■ **Your instructions**
Out of all the lines below, count those with the word "Clarinda". Give the number only.

■ **Dataset extract**
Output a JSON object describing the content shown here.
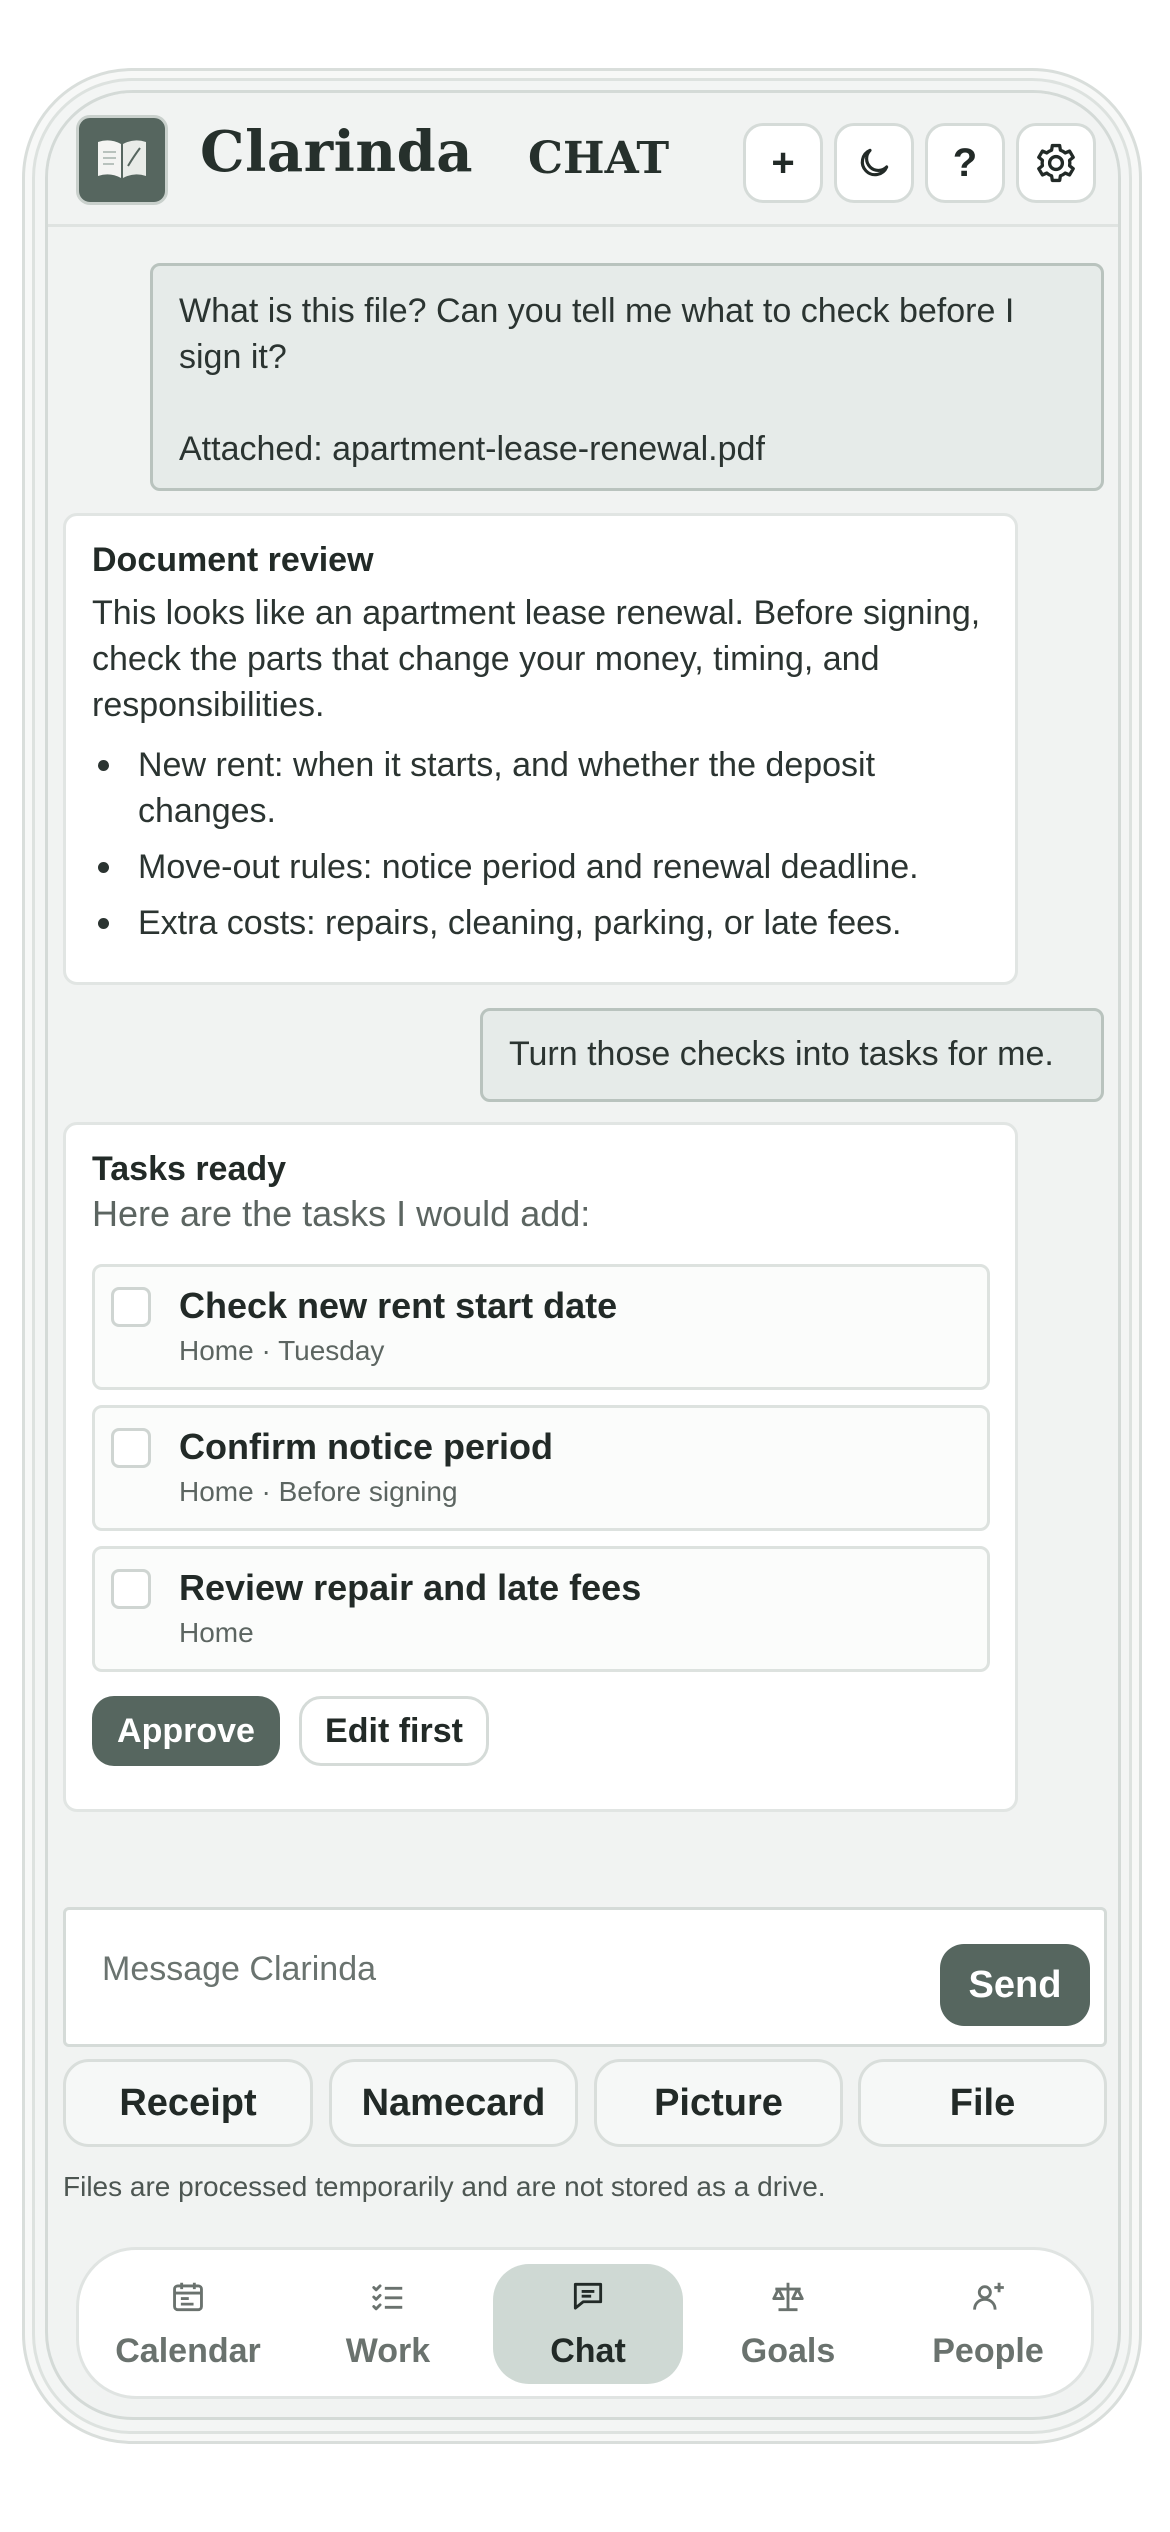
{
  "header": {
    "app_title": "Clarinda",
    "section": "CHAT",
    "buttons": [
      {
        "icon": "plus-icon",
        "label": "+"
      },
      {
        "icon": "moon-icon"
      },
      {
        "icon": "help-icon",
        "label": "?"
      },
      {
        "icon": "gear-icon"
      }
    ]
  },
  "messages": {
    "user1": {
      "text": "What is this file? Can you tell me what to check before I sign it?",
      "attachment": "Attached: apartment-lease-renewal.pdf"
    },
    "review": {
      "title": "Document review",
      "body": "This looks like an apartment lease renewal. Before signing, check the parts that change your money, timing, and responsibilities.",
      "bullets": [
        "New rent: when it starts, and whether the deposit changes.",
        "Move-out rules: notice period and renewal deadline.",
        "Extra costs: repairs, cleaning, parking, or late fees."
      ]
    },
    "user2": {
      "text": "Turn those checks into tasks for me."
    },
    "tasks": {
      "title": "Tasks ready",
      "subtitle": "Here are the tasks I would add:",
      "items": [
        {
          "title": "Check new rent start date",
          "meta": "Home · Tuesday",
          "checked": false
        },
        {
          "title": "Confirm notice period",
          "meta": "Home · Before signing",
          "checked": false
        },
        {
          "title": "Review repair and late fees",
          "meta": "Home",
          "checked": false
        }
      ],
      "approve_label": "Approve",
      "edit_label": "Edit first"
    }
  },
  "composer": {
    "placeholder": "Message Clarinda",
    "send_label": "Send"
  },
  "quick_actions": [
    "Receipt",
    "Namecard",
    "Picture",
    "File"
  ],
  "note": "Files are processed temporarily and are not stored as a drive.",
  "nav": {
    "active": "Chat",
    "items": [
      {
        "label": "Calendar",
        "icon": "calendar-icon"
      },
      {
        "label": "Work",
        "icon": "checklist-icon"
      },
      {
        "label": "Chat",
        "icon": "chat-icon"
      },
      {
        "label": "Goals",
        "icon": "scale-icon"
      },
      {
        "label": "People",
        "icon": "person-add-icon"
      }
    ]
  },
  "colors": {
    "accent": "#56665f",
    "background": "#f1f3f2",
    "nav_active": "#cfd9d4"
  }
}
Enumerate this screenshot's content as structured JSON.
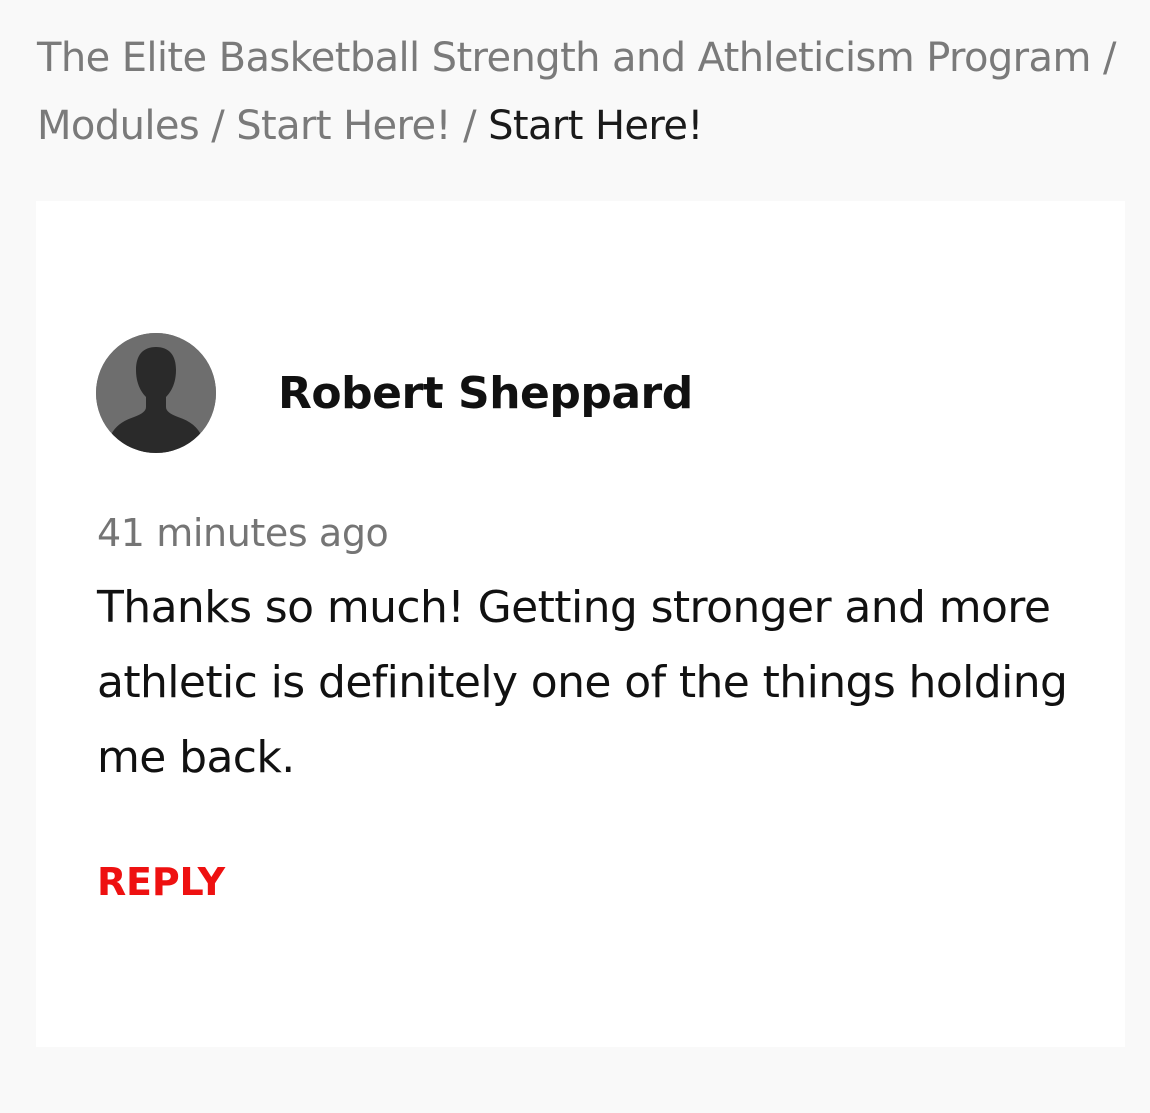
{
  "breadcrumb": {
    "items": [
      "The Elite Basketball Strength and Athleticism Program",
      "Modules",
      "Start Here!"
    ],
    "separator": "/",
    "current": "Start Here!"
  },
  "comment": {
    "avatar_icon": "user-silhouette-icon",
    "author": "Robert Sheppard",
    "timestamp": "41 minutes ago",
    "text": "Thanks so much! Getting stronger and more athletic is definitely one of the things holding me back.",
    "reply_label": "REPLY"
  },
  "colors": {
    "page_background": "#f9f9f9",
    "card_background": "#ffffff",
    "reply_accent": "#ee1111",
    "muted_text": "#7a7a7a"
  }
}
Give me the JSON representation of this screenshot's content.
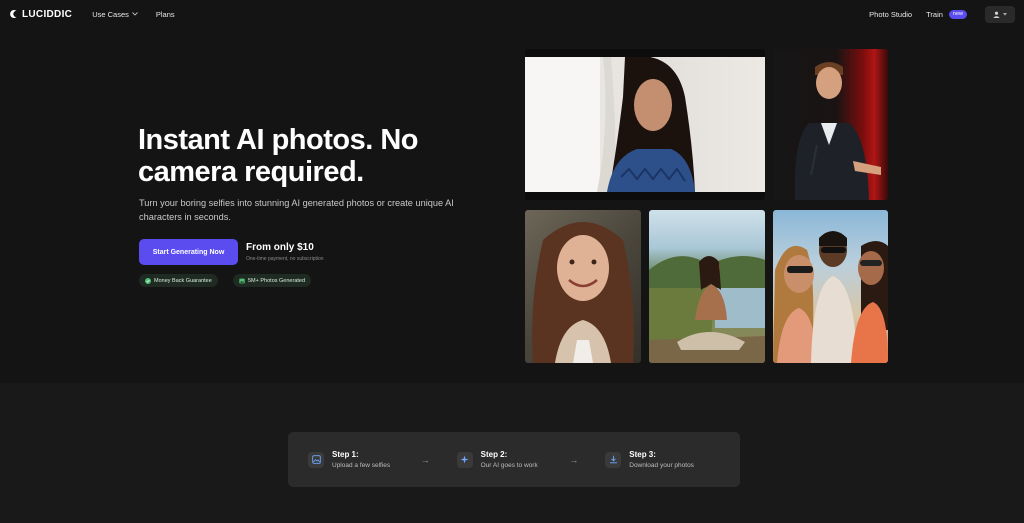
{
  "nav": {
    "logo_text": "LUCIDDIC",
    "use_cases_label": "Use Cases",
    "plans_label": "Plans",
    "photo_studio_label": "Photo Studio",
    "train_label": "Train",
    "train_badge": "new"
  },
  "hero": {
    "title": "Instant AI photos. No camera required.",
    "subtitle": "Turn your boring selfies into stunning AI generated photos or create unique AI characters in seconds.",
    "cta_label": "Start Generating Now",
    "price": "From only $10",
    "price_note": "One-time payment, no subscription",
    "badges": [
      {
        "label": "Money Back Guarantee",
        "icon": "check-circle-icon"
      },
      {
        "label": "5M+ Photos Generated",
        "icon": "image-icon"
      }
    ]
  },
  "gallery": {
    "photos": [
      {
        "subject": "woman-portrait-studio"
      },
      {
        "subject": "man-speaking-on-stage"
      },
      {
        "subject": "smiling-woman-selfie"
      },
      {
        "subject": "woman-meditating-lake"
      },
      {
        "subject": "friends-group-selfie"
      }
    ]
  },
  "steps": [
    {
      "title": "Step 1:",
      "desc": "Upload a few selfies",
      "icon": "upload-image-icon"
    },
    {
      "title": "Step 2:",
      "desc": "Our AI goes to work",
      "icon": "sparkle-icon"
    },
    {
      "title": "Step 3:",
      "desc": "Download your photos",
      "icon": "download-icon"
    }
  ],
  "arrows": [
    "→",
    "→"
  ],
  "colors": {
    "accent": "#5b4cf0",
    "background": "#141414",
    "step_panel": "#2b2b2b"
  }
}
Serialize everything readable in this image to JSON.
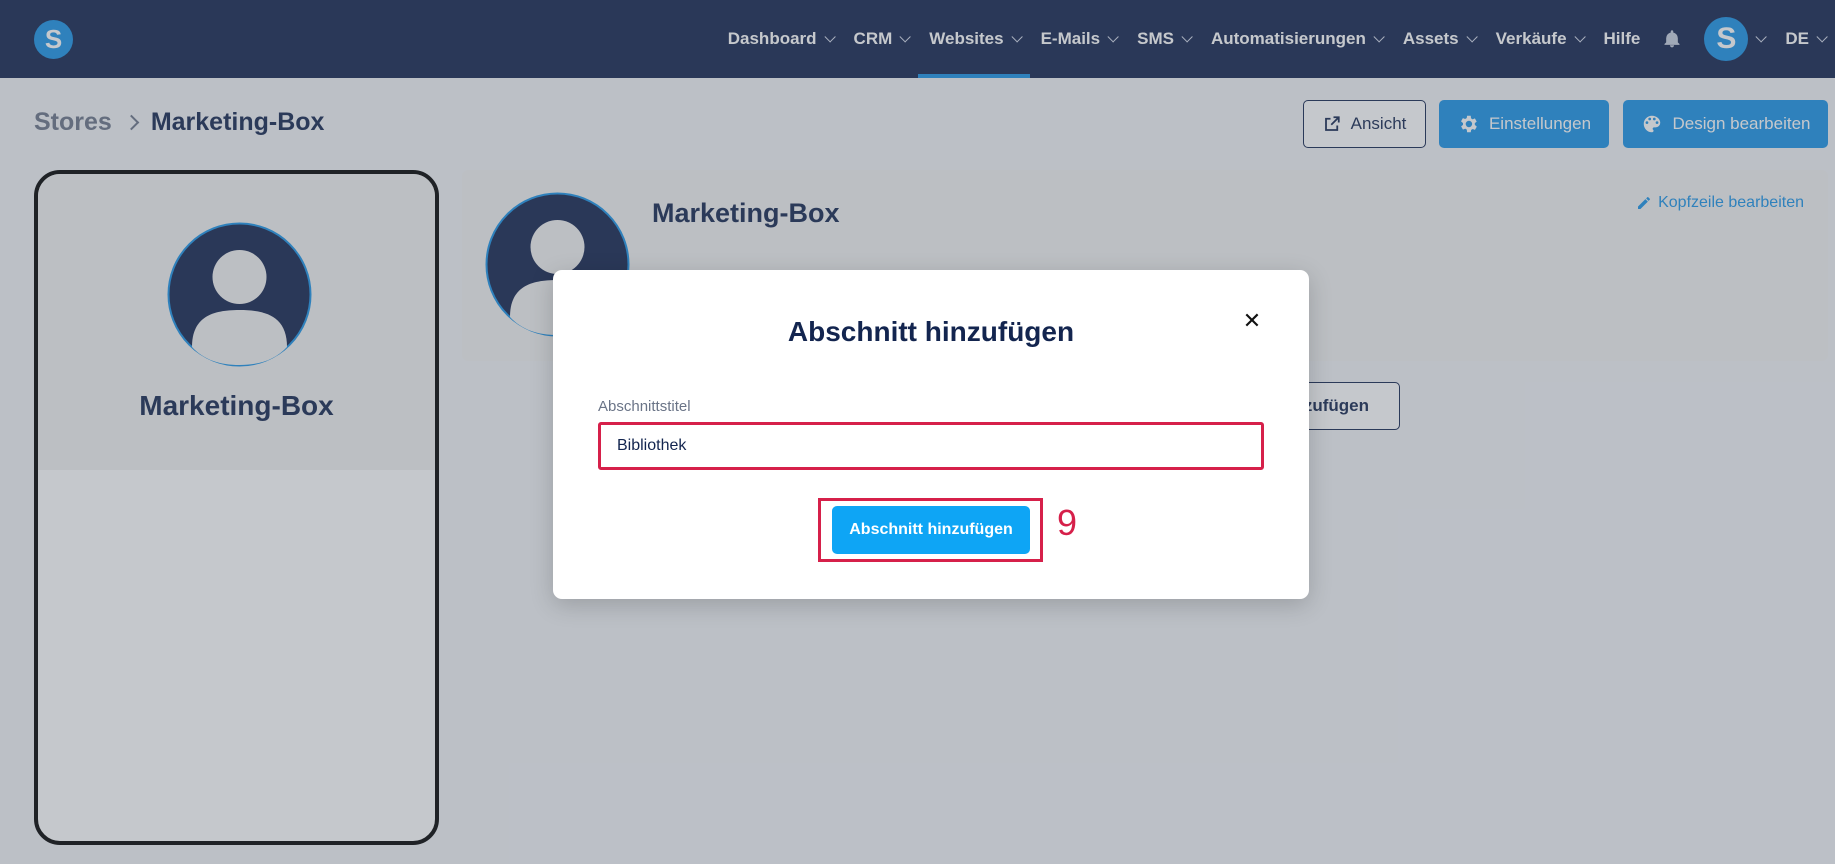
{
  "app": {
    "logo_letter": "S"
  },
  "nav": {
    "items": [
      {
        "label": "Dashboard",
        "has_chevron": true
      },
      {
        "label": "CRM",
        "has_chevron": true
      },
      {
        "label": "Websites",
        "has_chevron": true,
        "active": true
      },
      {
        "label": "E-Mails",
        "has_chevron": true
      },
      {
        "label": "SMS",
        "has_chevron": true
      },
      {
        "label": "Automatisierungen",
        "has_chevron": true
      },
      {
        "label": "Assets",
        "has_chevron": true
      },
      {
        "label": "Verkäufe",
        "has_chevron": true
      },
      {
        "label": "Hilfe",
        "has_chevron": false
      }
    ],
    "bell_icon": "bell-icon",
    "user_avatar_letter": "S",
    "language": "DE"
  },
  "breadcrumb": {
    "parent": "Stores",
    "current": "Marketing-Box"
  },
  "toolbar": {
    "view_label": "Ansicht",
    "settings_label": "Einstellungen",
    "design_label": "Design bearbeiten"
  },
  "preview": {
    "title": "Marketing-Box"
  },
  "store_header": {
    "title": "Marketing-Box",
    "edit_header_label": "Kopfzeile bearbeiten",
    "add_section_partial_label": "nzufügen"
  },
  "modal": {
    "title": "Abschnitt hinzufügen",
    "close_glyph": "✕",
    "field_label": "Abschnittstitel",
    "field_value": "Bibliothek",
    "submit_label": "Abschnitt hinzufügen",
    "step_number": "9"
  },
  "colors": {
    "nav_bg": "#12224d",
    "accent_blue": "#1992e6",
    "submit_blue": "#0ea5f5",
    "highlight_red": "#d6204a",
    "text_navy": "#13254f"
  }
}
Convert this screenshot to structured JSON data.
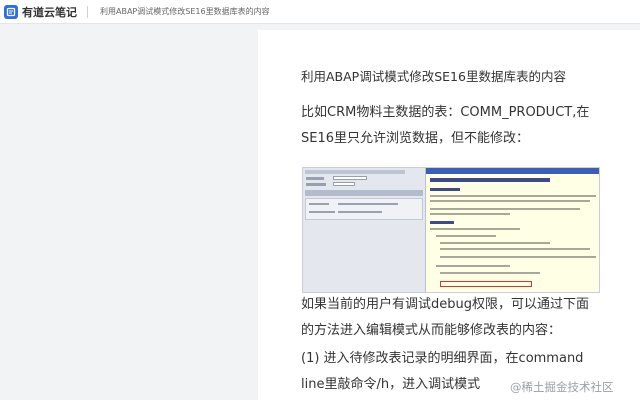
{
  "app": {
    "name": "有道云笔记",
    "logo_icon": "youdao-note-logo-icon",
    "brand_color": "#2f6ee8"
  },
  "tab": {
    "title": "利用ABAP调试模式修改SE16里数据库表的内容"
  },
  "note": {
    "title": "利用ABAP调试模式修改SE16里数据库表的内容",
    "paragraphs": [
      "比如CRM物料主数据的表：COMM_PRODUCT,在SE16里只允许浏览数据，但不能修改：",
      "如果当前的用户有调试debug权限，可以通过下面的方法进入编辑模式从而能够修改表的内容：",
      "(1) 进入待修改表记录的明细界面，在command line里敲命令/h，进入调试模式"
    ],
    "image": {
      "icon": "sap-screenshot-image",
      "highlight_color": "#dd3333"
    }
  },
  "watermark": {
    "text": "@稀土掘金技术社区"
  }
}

■ **Exercise result**
2